What is being asked. Print all of the records. Exclude the images.
Information shown Start Marker
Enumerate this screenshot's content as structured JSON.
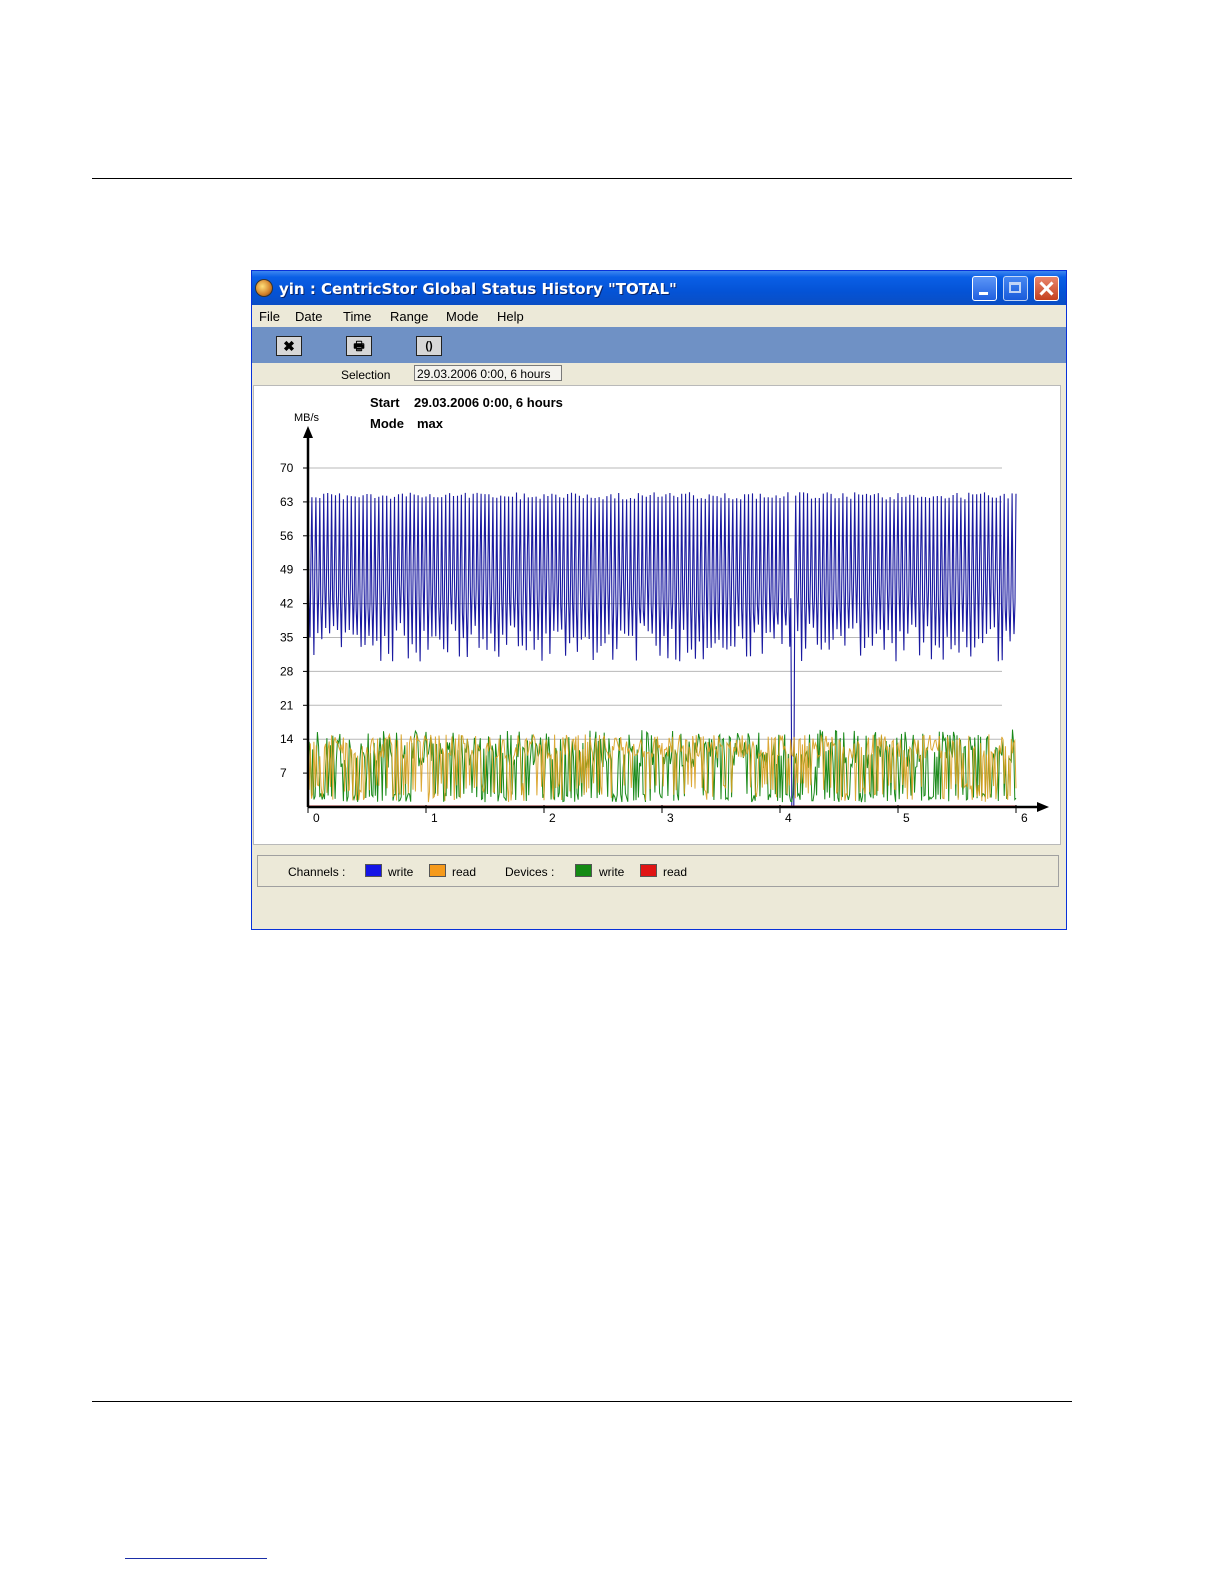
{
  "window": {
    "title": "yin : CentricStor Global Status History \"TOTAL\"",
    "icon": "globe-app-icon"
  },
  "menu": [
    "File",
    "Date",
    "Time",
    "Range",
    "Mode",
    "Help"
  ],
  "toolbar": {
    "buttons": [
      {
        "name": "close-view-button",
        "icon": "x-icon",
        "glyph": "✖"
      },
      {
        "name": "print-button",
        "icon": "printer-icon",
        "glyph": "🖶"
      },
      {
        "name": "refresh-button",
        "icon": "refresh-icon",
        "glyph": "()"
      }
    ]
  },
  "selection": {
    "label": "Selection",
    "value": "29.03.2006  0:00, 6 hours"
  },
  "chart_info": {
    "start_label": "Start",
    "start_value": "29.03.2006  0:00, 6 hours",
    "mode_label": "Mode",
    "mode_value": "max"
  },
  "legend": {
    "channels_label": "Channels :",
    "devices_label": "Devices :",
    "items": [
      {
        "label": "write",
        "color": "#1414e6"
      },
      {
        "label": "read",
        "color": "#f59a1b"
      },
      {
        "label": "write",
        "color": "#148a14"
      },
      {
        "label": "read",
        "color": "#e01414"
      }
    ]
  },
  "chart_data": {
    "type": "line",
    "ylabel": "MB/s",
    "xlabel": "",
    "yticks": [
      7,
      14,
      21,
      28,
      35,
      42,
      49,
      56,
      63,
      70
    ],
    "xticks": [
      0,
      1,
      2,
      3,
      4,
      5,
      6
    ],
    "ylim": [
      0,
      70
    ],
    "xlim": [
      0,
      6
    ],
    "grid": true,
    "series": [
      {
        "name": "Channels write",
        "color": "#1a1aa0",
        "min": 28,
        "max": 65,
        "dropout": [
          4.1,
          4.12
        ]
      },
      {
        "name": "Channels read",
        "color": "#d8a020",
        "min": 1,
        "max": 15
      },
      {
        "name": "Devices write",
        "color": "#1a8a1a",
        "min": 1,
        "max": 16
      },
      {
        "name": "Devices read",
        "color": "#e01414",
        "min": 0,
        "max": 0
      }
    ]
  }
}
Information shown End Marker
Solution for this problem.
Enumerate this screenshot's content as structured JSON.
{
  "window": {
    "title": "yin : CentricStor Global Status History \"TOTAL\"",
    "icon": "globe-app-icon"
  },
  "menu": [
    "File",
    "Date",
    "Time",
    "Range",
    "Mode",
    "Help"
  ],
  "toolbar": {
    "buttons": [
      {
        "name": "close-view-button",
        "icon": "x-icon",
        "glyph": "✖"
      },
      {
        "name": "print-button",
        "icon": "printer-icon",
        "glyph": "🖶"
      },
      {
        "name": "refresh-button",
        "icon": "refresh-icon",
        "glyph": "()"
      }
    ]
  },
  "selection": {
    "label": "Selection",
    "value": "29.03.2006  0:00, 6 hours"
  },
  "chart_info": {
    "start_label": "Start",
    "start_value": "29.03.2006  0:00, 6 hours",
    "mode_label": "Mode",
    "mode_value": "max"
  },
  "legend": {
    "channels_label": "Channels :",
    "devices_label": "Devices :",
    "items": [
      {
        "label": "write",
        "color": "#1414e6"
      },
      {
        "label": "read",
        "color": "#f59a1b"
      },
      {
        "label": "write",
        "color": "#148a14"
      },
      {
        "label": "read",
        "color": "#e01414"
      }
    ]
  },
  "chart_data": {
    "type": "line",
    "ylabel": "MB/s",
    "xlabel": "",
    "yticks": [
      7,
      14,
      21,
      28,
      35,
      42,
      49,
      56,
      63,
      70
    ],
    "xticks": [
      0,
      1,
      2,
      3,
      4,
      5,
      6
    ],
    "ylim": [
      0,
      70
    ],
    "xlim": [
      0,
      6
    ],
    "grid": true,
    "series": [
      {
        "name": "Channels write",
        "color": "#1a1aa0",
        "min": 28,
        "max": 65,
        "dropout": [
          4.1,
          4.12
        ]
      },
      {
        "name": "Channels read",
        "color": "#d8a020",
        "min": 1,
        "max": 15
      },
      {
        "name": "Devices write",
        "color": "#1a8a1a",
        "min": 1,
        "max": 16
      },
      {
        "name": "Devices read",
        "color": "#e01414",
        "min": 0,
        "max": 0
      }
    ]
  }
}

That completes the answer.